History & Symbollism of Diamonds:
Because of their extraordinary physical properties, diamonds have been used symbollically since near the time of their first discovery. Diamonds are thought to have been first recognized and mined in India, where significant alluvial deposits of the mineral could then be found. The use of diamonds as gemstones of decorative value is the most familiar use to most people today, and is also the earliest use. Today, diamonds are used to symbollize durability, status, virtue, wealth, eternity, and commitment to never-ending love.
What determines a diamonds value?
The gemological appeal of diamonds lies in their hardness and optical properties. Diamonds used as gems are cut and polished into a number of faceted shapes in order to accentuate these attractive qualities. The hardness of diamonds allows them to hold a polish extremely well and resist scratching, giving excellent luster. The dispersion of white light into a rainbow of colors, known in the trade as fire, is the other primary characteristic of gem diamonds, and has been highly prized throughout history.
A diamond's value is determined by four criteria, commonly referred to as the 4 C's. Each of these criteria are graded to determine how rare or how pure the diamond is. Of the 4 C's, three are dictated by nature, color, clarity, and carat weight. Cut is directly influenced by man.

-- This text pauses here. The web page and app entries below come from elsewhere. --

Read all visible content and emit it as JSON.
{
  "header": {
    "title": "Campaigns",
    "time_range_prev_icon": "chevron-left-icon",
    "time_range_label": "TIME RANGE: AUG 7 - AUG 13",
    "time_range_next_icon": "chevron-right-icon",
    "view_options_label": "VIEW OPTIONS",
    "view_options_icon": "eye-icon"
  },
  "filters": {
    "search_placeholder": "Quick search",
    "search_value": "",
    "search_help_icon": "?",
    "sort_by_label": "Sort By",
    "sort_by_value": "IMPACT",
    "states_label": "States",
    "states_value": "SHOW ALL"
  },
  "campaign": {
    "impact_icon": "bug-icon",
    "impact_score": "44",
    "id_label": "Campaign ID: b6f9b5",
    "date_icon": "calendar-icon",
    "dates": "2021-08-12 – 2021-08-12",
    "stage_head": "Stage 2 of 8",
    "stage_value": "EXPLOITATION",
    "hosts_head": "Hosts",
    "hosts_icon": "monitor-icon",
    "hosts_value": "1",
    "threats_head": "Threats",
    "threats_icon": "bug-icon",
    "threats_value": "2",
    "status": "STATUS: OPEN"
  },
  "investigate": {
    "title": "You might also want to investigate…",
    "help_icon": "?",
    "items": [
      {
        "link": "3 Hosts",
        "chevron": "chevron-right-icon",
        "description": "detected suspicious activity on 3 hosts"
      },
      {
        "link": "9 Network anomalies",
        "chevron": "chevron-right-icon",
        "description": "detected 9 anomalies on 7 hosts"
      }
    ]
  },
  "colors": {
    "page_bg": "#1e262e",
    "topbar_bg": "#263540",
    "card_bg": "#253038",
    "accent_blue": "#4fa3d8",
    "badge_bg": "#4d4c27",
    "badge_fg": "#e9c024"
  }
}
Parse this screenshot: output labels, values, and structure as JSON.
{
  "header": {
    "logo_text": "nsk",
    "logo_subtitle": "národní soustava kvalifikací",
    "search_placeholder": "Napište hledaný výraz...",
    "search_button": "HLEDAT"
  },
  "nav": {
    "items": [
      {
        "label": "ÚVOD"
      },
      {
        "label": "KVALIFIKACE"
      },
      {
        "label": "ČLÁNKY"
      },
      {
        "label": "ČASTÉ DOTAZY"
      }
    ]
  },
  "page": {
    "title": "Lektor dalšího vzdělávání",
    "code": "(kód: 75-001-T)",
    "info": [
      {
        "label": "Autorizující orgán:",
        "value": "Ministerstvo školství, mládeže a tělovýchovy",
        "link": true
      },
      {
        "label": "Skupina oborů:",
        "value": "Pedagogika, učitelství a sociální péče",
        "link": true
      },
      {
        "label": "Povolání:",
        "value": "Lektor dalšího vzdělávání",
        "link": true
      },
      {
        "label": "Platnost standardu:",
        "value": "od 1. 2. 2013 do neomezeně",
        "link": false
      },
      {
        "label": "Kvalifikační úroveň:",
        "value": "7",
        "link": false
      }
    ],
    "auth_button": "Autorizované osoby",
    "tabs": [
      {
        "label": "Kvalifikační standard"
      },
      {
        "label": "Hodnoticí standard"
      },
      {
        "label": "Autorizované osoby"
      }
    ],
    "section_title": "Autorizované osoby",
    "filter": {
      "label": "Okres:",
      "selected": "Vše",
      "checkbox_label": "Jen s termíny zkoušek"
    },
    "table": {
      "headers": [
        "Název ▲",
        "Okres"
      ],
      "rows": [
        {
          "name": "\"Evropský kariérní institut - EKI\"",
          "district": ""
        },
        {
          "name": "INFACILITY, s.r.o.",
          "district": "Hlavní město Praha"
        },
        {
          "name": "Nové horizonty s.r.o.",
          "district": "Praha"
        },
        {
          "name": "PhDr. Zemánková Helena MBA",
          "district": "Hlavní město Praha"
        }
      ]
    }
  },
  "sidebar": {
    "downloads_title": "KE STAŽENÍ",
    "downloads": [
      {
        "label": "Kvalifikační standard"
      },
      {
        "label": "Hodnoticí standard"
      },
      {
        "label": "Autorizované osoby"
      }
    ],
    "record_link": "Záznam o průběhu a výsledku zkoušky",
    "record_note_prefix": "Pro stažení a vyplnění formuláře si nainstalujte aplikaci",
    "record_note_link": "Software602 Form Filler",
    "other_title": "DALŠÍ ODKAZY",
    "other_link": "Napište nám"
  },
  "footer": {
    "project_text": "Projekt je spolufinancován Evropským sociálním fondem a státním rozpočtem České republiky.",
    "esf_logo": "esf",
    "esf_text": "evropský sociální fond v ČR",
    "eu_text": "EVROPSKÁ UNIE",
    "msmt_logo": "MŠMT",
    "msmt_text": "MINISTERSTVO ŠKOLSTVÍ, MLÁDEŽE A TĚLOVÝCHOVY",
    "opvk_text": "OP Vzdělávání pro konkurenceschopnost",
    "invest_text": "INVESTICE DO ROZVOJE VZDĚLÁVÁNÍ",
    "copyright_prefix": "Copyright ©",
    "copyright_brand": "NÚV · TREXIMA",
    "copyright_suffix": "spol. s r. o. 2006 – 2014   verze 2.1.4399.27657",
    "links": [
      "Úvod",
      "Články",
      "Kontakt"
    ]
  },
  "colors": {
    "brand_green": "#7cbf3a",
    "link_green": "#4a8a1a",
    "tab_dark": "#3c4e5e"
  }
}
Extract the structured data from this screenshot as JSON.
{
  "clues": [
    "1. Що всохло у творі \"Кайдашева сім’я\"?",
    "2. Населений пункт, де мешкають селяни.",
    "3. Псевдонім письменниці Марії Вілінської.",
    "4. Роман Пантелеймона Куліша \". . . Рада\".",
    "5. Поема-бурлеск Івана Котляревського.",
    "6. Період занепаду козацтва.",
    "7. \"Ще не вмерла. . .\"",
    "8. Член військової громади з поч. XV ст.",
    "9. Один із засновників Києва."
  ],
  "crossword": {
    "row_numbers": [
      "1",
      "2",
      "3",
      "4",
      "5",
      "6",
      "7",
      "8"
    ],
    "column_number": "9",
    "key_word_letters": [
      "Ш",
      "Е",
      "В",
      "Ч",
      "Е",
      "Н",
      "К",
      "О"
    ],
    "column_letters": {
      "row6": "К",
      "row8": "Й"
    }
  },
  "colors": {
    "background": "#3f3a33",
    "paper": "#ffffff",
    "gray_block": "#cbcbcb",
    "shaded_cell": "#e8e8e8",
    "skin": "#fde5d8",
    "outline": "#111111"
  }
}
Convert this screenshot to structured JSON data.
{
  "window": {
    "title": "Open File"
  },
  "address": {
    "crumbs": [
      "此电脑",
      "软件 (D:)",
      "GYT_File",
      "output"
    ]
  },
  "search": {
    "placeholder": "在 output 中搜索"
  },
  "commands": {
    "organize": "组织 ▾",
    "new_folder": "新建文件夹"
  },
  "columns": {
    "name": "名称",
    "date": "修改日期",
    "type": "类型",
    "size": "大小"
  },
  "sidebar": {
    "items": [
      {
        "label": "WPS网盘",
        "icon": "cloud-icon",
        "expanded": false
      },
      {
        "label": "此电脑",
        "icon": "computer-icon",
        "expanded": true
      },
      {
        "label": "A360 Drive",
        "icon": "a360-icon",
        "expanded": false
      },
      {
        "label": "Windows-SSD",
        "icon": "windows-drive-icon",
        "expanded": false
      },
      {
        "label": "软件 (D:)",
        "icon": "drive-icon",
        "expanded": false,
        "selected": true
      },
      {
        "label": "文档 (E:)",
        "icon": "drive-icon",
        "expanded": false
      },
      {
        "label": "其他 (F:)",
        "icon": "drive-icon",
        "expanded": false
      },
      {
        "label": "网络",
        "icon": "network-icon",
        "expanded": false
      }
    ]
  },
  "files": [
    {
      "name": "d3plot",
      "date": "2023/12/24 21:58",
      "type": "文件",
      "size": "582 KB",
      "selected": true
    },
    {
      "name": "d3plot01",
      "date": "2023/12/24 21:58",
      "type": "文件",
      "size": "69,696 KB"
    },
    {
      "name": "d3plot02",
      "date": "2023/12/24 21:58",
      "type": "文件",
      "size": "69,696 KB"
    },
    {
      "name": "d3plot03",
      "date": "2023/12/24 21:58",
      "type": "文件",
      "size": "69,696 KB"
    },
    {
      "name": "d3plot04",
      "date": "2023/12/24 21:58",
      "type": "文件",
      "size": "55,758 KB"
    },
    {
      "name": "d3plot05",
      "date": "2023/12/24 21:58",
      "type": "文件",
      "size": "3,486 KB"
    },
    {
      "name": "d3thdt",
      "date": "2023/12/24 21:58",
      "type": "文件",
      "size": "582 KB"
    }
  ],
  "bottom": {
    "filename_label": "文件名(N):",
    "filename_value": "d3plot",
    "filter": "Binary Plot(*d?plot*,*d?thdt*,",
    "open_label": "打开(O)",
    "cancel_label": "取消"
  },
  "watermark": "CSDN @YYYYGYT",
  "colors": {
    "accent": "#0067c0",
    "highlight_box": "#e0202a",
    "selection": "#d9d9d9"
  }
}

Most gem diamonds are traded on the wholesale market based on single values for each of the 4 C's, for example - knowing that a diamond is rated as 1.5 carat, VS2 clarity, F color, Excellent cut, is enough to reasonably establish an expected price range. More detailed information from within each characteristic can then be used to determine the actual market value for individual stones.
To learn more about the 4 C's, click on the respective link below: